Jamshed Arshad, hailing from a small village near Faisalabad, is impressed by the revitalizing rural culture in China. As a participant in the “Looking China” Youth Film Project, he made his first attempt as a film director for the short documentary “Living on the Loess Plateau”.
In the province-categorized project, Jamshed’s work falls under the unit of “Shaanxi Trip”, which constitutes part of the project by focusing on the culture of Shaanxi, a province in northwestern China.
During Jamshed’s journey, he not only experienced the lifestyle of cave dwelling on the Loess Plateau in the province, but also got acquaintance with locals who have been living there for generations.
“Cave dwelling represents a tranquil and comfortable lifestyle and the plain and tenacious character of Chinese peasants”, he said.
He was also inspired to carry forward the folk culture of Pakistan. “As a multicultural country, Pakistan has a unique and diverse rural culture that is largely under-developed. We can use a camera to record Pakistan’s magnificent mountains, special architectural styles, traditional handicrafts and people’s daily life in the countryside and provide the outside world with a lens to understand the culture and society of Pakistan”, he noted.
Azeem, an international student representative of Heilongjiang University in northeastern China also took part in the project.
The project Azeem has been working on is about Tin Ka Ping schools, named after the renowned figure known as “the father of hundreds of schools in China.” In Harbin, the capital city of Heilongjiang Province, many schools were donated and built by Mr. Tin, and Azeem aims to establish a link between these educational institutions and honor Mr. Tin’s legacy.
“It is a privilege to capture the essence of these remarkable schools and share their stories with the world.

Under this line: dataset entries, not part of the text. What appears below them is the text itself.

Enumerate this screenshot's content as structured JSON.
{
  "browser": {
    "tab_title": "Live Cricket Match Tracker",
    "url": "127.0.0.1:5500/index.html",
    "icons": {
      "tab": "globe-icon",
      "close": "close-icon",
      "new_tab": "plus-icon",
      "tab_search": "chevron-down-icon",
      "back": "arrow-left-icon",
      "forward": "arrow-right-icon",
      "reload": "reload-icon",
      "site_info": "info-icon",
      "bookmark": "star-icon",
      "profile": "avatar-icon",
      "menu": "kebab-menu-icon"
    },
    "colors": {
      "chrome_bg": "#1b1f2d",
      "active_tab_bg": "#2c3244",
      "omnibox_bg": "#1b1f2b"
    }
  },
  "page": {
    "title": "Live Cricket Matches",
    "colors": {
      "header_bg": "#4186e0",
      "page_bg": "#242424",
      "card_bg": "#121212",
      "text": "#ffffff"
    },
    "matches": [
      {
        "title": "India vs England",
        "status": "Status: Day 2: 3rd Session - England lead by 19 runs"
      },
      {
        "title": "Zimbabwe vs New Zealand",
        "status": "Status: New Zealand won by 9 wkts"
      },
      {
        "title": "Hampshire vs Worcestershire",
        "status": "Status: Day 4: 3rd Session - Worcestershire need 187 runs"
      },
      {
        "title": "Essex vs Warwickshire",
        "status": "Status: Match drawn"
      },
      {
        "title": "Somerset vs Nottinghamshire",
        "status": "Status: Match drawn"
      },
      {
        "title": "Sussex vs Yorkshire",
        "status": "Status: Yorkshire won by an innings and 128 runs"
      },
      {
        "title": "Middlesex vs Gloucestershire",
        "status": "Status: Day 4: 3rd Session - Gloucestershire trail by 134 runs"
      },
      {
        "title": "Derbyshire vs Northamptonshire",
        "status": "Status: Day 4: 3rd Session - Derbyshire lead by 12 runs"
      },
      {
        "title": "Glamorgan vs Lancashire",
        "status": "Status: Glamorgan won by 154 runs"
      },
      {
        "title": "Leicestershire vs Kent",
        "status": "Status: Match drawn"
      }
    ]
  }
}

It highlights the education quality and spirit of contemporary China and fosters cross-cultural understanding and appreciation”, he said.
Founded in 2011, “Looking China” is a cultural experience program sponsored by Beijing Normal University. The project aims to strengthen cross-cultural communication, exchange and cooperation between Chinese and international youth through the unique perspectives of international young filmmakers, each of whom shoots a 10-minute short documentary on Chinese culture.
“My participation in the ‘Looking China’ project has broadened my horizons and allowed me to witness firsthand the transformative power of cultural exchange and mutual respect through exploring the vibrant cities, picturesque landscapes, and historical landmarks,” said Azeem.